As romance and physical intimacy grew increasingly common on screen, pushback also mounted. “What groups like Allah Tigers did was back up what was already going on in society with the threat of violence,” said Dr. Junaid.
Calling them unIslamic, Allah Tigers had also shut down beauty parlours and video stores, but these industries have since bounced back. Cinema and alcohol may have especially suffered due to the dominance of Bollywood films in theatres and the ownership patterns of liquor stores. Even today, only one of the four liquor store licenses in Kashmir is held by a Muslim, other three by non-Muslims.
The J-K government in 1998 had offered theatre owners financial incentives to resume operations. Three of them — Regal, Neelam, and Broadway — decided to screen films again. But when grenades were hurled inside Regal cinema hall on the day of its first show, killing one customer, more theatres were dissuaded from reopening. The presence of troops to guard the establishments from attacks made people further reluctant to go to the movies. Of the three, the Neelam, near the civil secretariat in Srinagar, eventually shut down after a militant attack in 2005.
Though Mr. Dhar, who is overseeing the new multiplex theatre currently under construction in Badami Bagh, said he is not especially worried about security, these concerns are not absent from consideration.
The theatre will play the Indian national anthem before every screening, Mr. Dhar said, a new norm that was introduced across the country in 2016 by a court order and has stayed around even though the order was later revoked. However, the theatre would also screen Pakistani films “if we are allowed to import”, said Mr. Dhar, adding that “when we were running Broadway cinema, we used to get Pakistani films many times.”
Its location inside an army cantonment area would add to the theatre’s security, but could also keep local residents away. “People were already averse to going towards Badami Bagh cantonment. [The screenings] may be mainly for soldiers,” said Dr. Junaid.
Like the theatres, liquor stores have also faced sporadic attacks. In 2012, the Hizbul Mujahideen militant group claimed an attack on the liquor stores across the Dal Lake, in which one sales staffer was killed. Today, the staff at these stores say they are worried about their safety but need their jobs. Police personnel who guard the complex admonish customers these days for not wearing face masks.
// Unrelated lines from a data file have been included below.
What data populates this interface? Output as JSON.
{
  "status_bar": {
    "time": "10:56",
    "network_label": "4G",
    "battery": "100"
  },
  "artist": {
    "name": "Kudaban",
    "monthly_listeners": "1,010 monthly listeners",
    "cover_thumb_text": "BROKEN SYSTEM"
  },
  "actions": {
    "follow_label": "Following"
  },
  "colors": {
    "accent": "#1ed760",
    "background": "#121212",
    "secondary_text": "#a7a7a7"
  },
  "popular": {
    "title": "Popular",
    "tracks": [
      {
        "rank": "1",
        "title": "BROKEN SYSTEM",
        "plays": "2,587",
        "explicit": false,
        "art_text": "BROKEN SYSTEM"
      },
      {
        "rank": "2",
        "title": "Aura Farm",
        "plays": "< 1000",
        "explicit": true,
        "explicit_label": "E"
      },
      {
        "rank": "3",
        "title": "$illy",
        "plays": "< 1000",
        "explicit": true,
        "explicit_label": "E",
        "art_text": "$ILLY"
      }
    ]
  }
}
Two young men are one of the very few customers who do not hide their purchase when they walk out of the shop. They are Kashmiri Pandits who have grown up outside the Valley, after their families fled during the rise of the militancy. The public works department offered them jobs, and they have been living in Srinagar for over a year. They say more theatres and liquor stores should be accessible to the public. But that would not be enough to keep them here.
“This may have been our parents’ home, but it is not ours,” one of them says. “We are hoping to get transferred to Jammu.”